Input data:
• • • • • • •

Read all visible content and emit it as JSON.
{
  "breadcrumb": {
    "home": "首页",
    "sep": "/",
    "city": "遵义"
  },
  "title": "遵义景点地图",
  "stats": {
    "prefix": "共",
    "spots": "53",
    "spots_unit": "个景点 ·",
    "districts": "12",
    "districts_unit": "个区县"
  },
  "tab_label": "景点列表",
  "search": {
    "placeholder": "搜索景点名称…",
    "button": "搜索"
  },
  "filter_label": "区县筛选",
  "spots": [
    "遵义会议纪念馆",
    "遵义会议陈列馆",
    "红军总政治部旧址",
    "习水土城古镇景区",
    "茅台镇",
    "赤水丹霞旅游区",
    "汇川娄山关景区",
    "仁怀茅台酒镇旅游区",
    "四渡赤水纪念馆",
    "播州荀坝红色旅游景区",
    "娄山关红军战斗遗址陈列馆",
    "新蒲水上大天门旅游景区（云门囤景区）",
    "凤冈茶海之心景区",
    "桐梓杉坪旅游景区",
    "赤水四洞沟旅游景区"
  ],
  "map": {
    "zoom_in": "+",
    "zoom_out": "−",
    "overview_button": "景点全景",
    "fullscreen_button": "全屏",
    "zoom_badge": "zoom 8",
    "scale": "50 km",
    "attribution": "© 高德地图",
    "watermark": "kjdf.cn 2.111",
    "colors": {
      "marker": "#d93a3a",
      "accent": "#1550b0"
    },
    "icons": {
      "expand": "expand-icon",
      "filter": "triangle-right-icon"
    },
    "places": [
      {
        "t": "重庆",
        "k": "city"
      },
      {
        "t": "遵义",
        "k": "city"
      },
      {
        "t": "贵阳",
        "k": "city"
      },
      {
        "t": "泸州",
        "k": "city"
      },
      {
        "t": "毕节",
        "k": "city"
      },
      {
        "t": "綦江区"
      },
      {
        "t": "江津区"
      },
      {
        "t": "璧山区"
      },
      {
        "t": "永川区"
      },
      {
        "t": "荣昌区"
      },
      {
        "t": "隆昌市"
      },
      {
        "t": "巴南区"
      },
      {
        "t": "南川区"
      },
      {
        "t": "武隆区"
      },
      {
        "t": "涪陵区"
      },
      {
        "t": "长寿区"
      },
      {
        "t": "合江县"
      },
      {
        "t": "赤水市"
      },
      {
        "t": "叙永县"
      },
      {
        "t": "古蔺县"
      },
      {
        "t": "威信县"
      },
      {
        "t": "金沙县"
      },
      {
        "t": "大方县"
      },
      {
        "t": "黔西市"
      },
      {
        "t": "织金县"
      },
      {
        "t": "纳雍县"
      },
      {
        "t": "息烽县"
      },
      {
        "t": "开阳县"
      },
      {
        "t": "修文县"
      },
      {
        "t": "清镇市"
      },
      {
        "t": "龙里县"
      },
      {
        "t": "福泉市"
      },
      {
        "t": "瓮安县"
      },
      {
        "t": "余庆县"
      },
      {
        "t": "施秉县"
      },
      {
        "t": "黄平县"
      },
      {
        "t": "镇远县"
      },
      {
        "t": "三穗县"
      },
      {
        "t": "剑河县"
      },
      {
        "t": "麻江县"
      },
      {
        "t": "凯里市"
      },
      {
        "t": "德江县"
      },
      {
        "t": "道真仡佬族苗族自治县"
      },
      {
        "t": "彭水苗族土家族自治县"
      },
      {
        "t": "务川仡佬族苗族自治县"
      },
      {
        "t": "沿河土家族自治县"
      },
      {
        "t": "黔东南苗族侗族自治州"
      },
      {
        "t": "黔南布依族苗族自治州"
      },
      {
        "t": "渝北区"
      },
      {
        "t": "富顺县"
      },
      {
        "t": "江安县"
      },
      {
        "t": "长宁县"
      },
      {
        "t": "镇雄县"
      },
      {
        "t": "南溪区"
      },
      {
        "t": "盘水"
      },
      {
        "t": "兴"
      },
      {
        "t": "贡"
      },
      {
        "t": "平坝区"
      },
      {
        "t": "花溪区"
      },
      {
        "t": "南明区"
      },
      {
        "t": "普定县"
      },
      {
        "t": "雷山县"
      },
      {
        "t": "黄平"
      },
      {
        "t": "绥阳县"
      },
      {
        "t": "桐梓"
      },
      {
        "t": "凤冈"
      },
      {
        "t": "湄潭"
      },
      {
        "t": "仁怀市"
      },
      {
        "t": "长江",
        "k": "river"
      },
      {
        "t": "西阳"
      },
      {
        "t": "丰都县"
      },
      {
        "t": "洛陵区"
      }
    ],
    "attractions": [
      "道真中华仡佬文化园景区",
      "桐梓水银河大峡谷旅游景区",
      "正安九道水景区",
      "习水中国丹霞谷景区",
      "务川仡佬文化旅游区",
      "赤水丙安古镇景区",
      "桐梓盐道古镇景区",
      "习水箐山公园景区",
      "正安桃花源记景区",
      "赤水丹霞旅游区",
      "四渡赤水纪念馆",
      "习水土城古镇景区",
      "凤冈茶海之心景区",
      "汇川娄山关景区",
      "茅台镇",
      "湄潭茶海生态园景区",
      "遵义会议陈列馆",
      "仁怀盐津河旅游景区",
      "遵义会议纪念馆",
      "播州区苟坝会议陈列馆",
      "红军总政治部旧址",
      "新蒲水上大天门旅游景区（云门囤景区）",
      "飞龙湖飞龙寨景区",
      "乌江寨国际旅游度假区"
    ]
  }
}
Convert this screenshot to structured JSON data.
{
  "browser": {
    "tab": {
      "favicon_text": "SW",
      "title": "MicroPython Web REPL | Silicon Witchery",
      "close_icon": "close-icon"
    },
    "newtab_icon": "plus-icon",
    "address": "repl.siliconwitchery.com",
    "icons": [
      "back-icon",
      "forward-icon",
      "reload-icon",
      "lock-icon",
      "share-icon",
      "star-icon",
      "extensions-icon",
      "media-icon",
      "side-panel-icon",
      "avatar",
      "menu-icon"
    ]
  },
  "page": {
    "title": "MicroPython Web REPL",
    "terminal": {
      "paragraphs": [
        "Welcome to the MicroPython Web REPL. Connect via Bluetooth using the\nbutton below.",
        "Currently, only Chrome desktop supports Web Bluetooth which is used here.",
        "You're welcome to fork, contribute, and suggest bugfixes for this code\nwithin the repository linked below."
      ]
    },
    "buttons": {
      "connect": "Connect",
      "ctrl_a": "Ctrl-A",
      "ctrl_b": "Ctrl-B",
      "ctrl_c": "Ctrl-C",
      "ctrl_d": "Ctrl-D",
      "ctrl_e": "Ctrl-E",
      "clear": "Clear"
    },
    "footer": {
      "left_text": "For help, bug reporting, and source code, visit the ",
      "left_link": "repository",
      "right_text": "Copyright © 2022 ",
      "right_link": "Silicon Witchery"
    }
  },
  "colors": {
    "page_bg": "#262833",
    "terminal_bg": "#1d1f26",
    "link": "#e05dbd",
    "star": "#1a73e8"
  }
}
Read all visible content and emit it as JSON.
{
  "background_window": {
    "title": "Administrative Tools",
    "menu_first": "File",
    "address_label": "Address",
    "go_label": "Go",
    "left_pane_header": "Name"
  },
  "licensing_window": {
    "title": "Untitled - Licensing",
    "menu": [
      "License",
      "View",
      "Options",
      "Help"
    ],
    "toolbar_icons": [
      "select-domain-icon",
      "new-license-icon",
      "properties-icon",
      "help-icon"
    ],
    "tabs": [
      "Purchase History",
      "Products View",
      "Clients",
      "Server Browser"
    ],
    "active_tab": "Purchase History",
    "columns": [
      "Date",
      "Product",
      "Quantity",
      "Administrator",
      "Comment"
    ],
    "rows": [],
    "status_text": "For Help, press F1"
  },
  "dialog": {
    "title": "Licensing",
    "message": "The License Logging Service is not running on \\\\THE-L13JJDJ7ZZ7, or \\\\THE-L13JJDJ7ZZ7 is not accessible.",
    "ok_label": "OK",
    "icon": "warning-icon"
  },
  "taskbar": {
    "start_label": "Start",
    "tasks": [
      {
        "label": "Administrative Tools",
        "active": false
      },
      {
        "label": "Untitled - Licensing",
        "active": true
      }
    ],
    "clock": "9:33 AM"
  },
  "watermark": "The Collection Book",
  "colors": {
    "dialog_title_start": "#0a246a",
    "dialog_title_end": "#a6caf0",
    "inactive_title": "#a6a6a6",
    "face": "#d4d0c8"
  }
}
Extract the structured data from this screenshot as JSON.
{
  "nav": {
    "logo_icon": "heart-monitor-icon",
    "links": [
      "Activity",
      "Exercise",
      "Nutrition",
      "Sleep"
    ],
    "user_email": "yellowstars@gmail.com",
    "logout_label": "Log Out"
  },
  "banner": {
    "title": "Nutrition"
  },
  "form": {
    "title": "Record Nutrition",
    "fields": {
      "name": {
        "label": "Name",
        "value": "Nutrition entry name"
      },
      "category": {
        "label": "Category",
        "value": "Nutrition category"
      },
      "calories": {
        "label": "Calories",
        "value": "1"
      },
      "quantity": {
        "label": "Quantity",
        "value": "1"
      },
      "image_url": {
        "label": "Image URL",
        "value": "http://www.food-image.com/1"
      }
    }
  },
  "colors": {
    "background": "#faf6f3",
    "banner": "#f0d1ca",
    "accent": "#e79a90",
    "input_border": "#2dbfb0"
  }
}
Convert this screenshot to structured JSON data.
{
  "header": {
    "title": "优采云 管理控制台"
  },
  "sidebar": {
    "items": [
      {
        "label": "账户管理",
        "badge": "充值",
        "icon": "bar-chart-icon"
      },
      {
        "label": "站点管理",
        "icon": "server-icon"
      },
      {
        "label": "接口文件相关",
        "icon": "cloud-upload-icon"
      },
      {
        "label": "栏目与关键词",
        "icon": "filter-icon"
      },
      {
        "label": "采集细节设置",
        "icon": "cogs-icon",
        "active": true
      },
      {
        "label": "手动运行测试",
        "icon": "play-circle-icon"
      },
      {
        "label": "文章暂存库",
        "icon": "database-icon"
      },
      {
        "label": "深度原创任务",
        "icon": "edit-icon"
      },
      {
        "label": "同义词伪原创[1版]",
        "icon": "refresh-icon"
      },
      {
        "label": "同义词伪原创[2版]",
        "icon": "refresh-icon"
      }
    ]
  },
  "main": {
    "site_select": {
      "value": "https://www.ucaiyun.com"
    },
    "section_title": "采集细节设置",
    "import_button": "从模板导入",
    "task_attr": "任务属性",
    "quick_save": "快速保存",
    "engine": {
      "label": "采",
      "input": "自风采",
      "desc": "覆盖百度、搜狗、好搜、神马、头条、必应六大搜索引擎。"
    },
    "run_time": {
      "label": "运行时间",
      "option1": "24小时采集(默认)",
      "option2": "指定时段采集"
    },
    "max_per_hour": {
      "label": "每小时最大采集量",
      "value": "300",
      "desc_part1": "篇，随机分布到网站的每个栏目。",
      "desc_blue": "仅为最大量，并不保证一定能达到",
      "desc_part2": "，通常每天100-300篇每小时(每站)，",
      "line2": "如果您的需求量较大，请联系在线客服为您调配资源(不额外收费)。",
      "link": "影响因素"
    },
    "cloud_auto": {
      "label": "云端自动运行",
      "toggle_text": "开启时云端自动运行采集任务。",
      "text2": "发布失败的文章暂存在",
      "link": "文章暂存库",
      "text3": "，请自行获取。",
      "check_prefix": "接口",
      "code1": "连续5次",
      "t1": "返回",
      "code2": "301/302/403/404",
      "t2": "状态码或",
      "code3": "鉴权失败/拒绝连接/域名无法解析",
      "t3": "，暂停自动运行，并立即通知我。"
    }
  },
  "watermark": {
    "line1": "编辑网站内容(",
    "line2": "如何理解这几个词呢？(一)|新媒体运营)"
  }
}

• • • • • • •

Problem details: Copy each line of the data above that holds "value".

Exercise solution:
        "value": "Nutrition entry name"
        "value": "Nutrition category"
        "value": "1"
        "value": "1"
        "value": "http://www.food-image.com/1"
      "value": "https://www.ucaiyun.com"
      "value": "300",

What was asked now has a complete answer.